A new book claims not only is the looming, pending, certain death of the Church an exaggeration, it’s not close to true.
“This idea that we are seeing the darkest days of the Church today,” says author Glenn Stanton, “and that the glory days are in the past, is not only bad sociology, it's bad theology.”
Stanton, who researches, writes, and speaks about marriage and family at Focus on the Family, tells OneNewsNow he is well aware of the opposite view: studies pointing to plummeting numbers of young people attending church, and reports that liberal college professors are wooing three-quarters of young people from the faith of their parents.
“None of those things are true,” insists Stanton, whose book is entitled, “The Myth of the Dying Church: How Christianity is Actually Thriving in America and Around the World.”

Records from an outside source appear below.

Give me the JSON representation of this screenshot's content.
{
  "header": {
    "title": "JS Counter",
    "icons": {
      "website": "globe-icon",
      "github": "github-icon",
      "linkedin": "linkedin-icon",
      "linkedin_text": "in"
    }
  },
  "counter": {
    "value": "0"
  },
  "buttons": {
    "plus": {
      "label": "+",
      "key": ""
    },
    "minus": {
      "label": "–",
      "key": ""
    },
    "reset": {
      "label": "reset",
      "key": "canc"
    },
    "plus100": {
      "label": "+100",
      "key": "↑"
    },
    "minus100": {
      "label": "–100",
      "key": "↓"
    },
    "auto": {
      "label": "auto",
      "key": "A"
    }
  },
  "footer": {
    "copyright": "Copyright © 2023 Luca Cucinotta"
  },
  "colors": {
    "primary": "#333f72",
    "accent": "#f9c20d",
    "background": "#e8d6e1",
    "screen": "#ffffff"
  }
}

Stanton says he was well aware of numerous competing views but pushed ahead with his own research that studied the findings of leading sociologists. What he found was that more Americans, in raw numbers and percentage, attend church today than at any other time in our nation's history – including colonial days.
Drilling farther down into the research, Stanton told Christian apologist Sean McDowell in a June interview that America is not headed in the direction as post-religious Europe, which is the accepted view of many as the country becomes more affluent and more people identify as non-religious.

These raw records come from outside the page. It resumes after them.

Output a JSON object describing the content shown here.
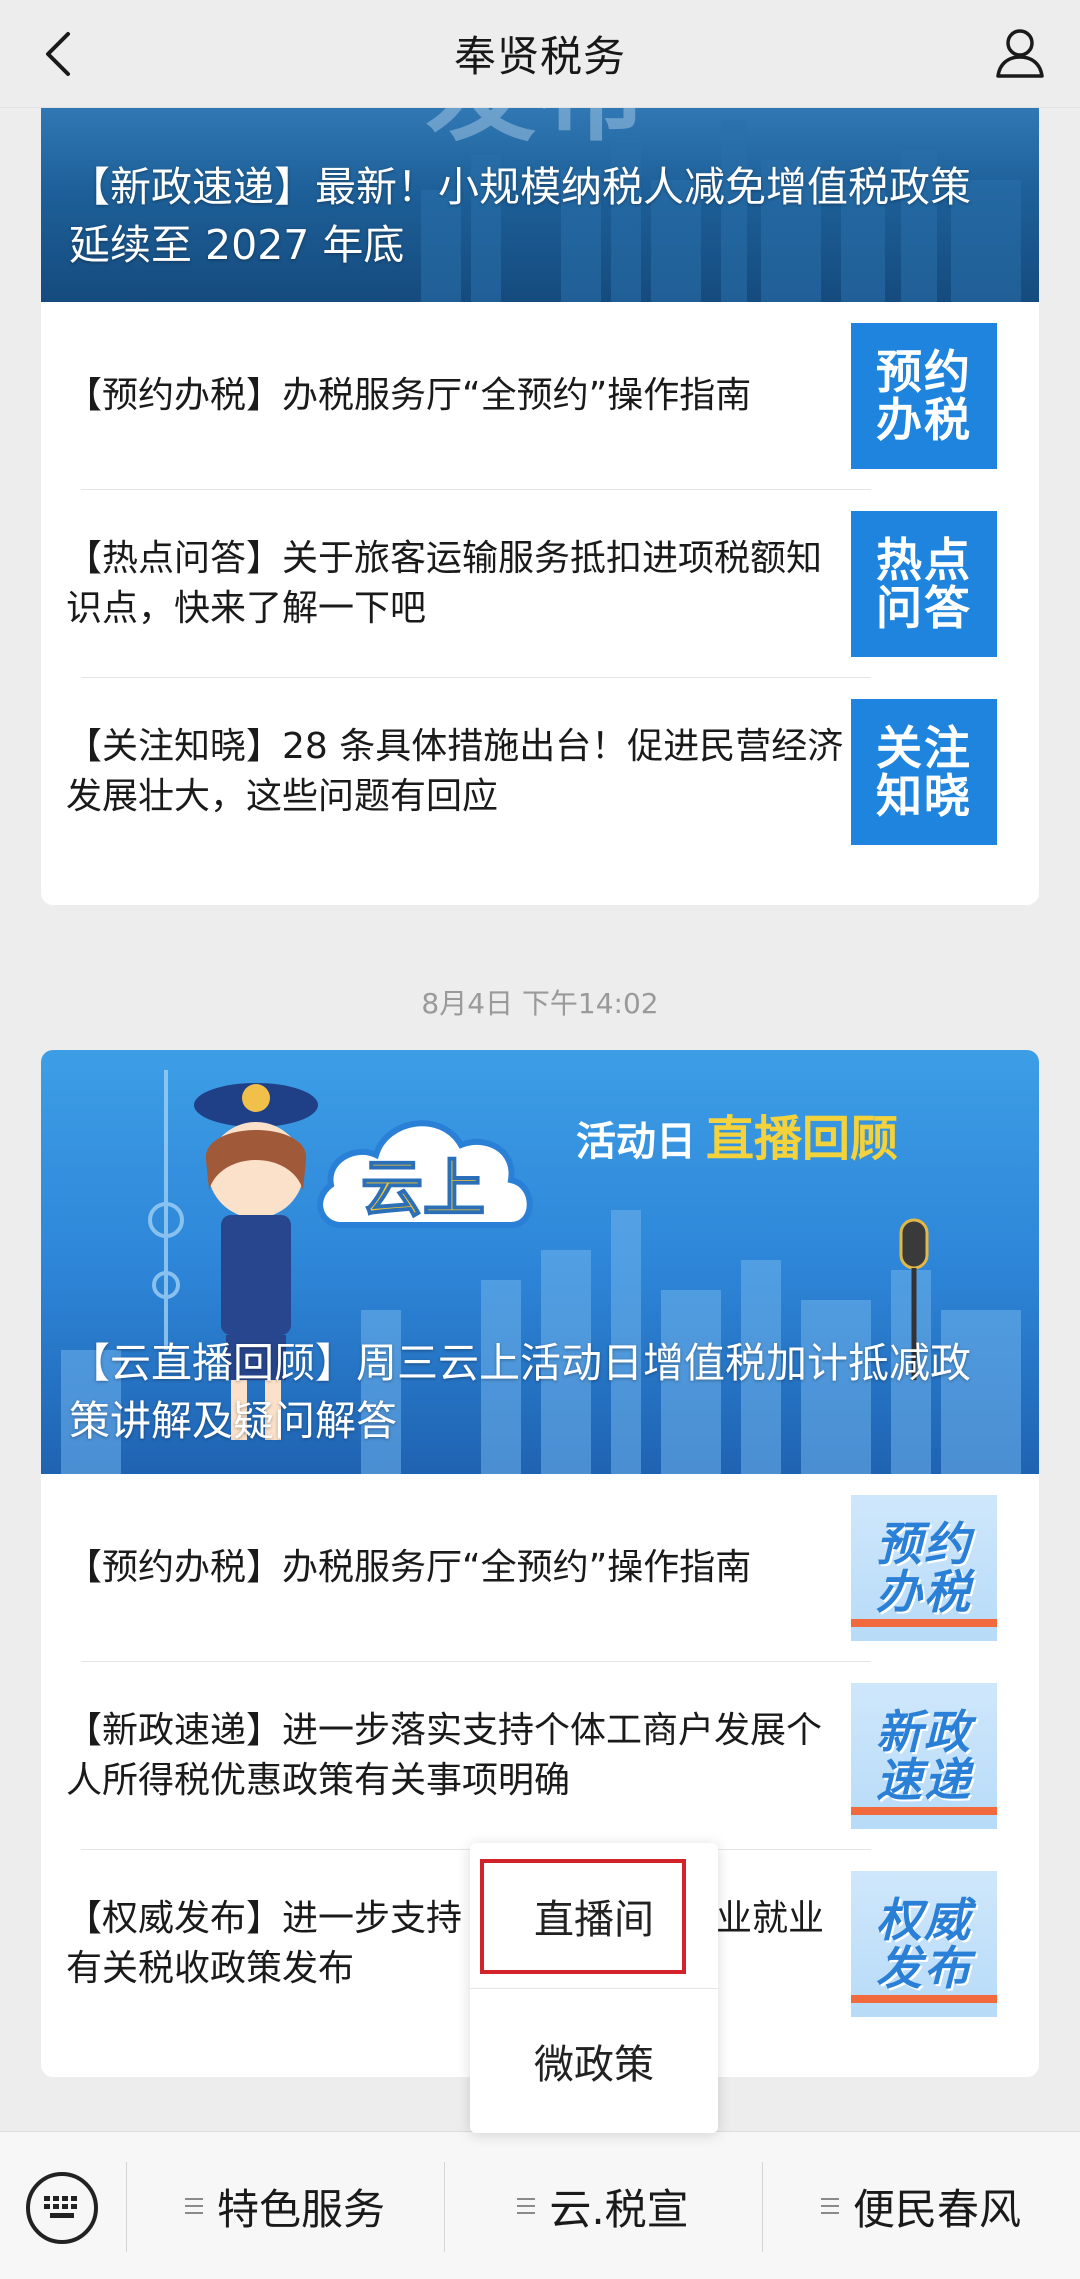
{
  "header": {
    "title": "奉贤税务",
    "back_icon": "chevron-left-icon",
    "user_icon": "user-icon"
  },
  "cards": [
    {
      "cover_title": "【新政速递】最新！小规模纳税人减免增值税政策延续至 2027 年底",
      "cover_overlay_text": "发布",
      "items": [
        {
          "title": "【预约办税】办税服务厅“全预约”操作指南",
          "thumb_line1": "预约",
          "thumb_line2": "办税"
        },
        {
          "title": "【热点问答】关于旅客运输服务抵扣进项税额知识点，快来了解一下吧",
          "thumb_line1": "热点",
          "thumb_line2": "问答"
        },
        {
          "title": "【关注知晓】28 条具体措施出台！促进民营经济发展壮大，这些问题有回应",
          "thumb_line1": "关注",
          "thumb_line2": "知晓"
        }
      ]
    },
    {
      "cover_title": "【云直播回顾】周三云上活动日增值税加计抵减政策讲解及疑问解答",
      "cover_banner_cloud": "云上",
      "cover_banner_prefix": "活动日",
      "cover_banner_highlight": "直播回顾",
      "items": [
        {
          "title": "【预约办税】办税服务厅“全预约”操作指南",
          "thumb_line1": "预约",
          "thumb_line2": "办税"
        },
        {
          "title": "【新政速递】进一步落实支持个体工商户发展个人所得税优惠政策有关事项明确",
          "thumb_line1": "新政",
          "thumb_line2": "速递"
        },
        {
          "title_before": "【权威发布】进一步支持",
          "title_after": "业就业",
          "title_line2": "有关税收政策发布",
          "thumb_line1": "权威",
          "thumb_line2": "发布"
        }
      ]
    }
  ],
  "timestamp": "8月4日 下午14:02",
  "popup_menu": {
    "items": [
      "直播间",
      "微政策"
    ],
    "highlighted_index": 0
  },
  "bottom_menu": {
    "keyboard_icon": "keyboard-icon",
    "items": [
      "特色服务",
      "云.税宣",
      "便民春风"
    ]
  },
  "colors": {
    "page_bg": "#ededed",
    "thumb_blue": "#1f84dd",
    "highlight_red": "#d3232a"
  }
}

Stanton said he looked at findings from two secular-based studies, from Harvard and Indiana University, in which the two sociologists quizzed church attendees not just about Bible reading and prayer life, but how often they read the Bible, and how often and why they pray.
“And what they said was,” Stanton told McDowell, “that the United States absolutely is contrary to the secularization thesis.”
Elsewhere in the interview, Stanton seemed to blame the “fake news” for much of the public perception, telling McDowell that sloppy headlines pick up a few facts from a Pew Research Center study then conclude that Christianity is on the decline.
“They're basically doing journalism off a press release,” Stanton complained. “But when you dig into the actual study that Pew put out itself, you see that no, what's been reported is not the case.”
In the case of the Pew study, Stanton pointed out that lead researcher Greg Smith told Christianity Today that it was untrue to suggest their study shows the decline of Christianity.
“There's nothing in these data to suggest that Christianity is dying,” Smith told the publication in 2016, a statement that Stanton accurately quoted in the McDowell interview and includes in the book.
Elsewhere in that interview, Stanton says it is true that some mainline denominations all but collapsed after moving away from orthodox Christianity, but he says evangelical churches, according to Pew’s own numbers from 2007 to 2014, grew by at least 2 million while the liberal churches plummeted by 7.3 million during the same period.
After being advised of certain death, what should the Church conclude from Stanton’s study?
“The gospel is moving on and God's Word is not returning void,” he says. “It is pushing through history like a freight train."